Before special effects went digital with CGI, part of the magic of movie making included artists laboring over tiny scaled-down sets, creating little worlds that look totally real until a normal-sized human hand appears in the scene. One museum in France lets visitors explore over 100 such sets, each standing out for its incredible realism. At Musée Miniature & Cinéma in Lyon, you can gaze upon these miniatures as well as a collection of over 300 full-scale movie props.
Painstaking attention is paid to textures and weathering in the miniature scenes, like a kitchen with cooking implements smaller than sewing needles, peeling floor tiles and grimy windows. A thick layer of dust covers the floor of a brick-lined underground storage space.
A dimly-lit hair barber shop boasts photos of Elvis on the walls, with stained towels crumpled on the counters. The lighting is half of the magic, often coming in through windows or illuminating only one small section of a scene so the rest remains shadowy and mysterious.
Pick up a magnifying glass and examine the museum?s 1,000-piece collection of arts and crafts in miniature, including stringed instruments, origami, micro paper art and other tiny delicate creations. Then, move on to the Cinema Collection, which ?unveils all the tricks that are used by cinema magicians? like masks, prop guns and robotic dinosaurs. Walk onto scaled sets that are somewhere between miniatures and full-size, which made train crashes and spaceship scenes a lot easier to film.

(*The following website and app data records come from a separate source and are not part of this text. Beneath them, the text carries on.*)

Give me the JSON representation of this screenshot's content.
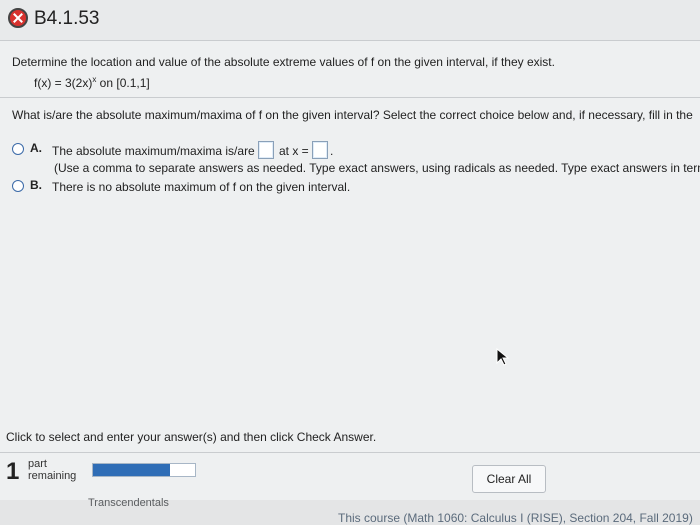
{
  "header": {
    "problem_id": "B4.1.53",
    "status": "incorrect"
  },
  "question": {
    "text": "Determine the location and value of the absolute extreme values of f on the given interval, if they exist.",
    "function_lhs": "f(x) = 3(2x)",
    "function_exp": "x",
    "interval": " on [0.1,1]"
  },
  "prompt": "What is/are the absolute maximum/maxima of f on the given interval? Select the correct choice below and, if necessary, fill in the",
  "options": {
    "a": {
      "letter": "A.",
      "text_before": "The absolute maximum/maxima is/are",
      "text_mid": "at x =",
      "text_end": ".",
      "note": "(Use a comma to separate answers as needed. Type exact answers, using radicals as needed. Type exact answers in term"
    },
    "b": {
      "letter": "B.",
      "text": "There is no absolute maximum of f on the given interval."
    }
  },
  "footer": {
    "instruction": "Click to select and enter your answer(s) and then click Check Answer.",
    "parts_count": "1",
    "parts_label_1": "part",
    "parts_label_2": "remaining",
    "progress": 0.75,
    "clear_all": "Clear All",
    "clipped_text": "Transcendentals",
    "course": "This course (Math 1060: Calculus I (RISE), Section 204, Fall 2019)"
  }
}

The Musée Miniature & Cinéma is owned and curated by Dan Ohlmann, himself a famed miniaturist responsible for many of the scenes that can be found within the museum. You can even go ?backstage? to watch him and other miniature artists work on commissioned pieces and restore artifacts from famous films, like the giant Alien Queen body from the movie Alien vs. Predator.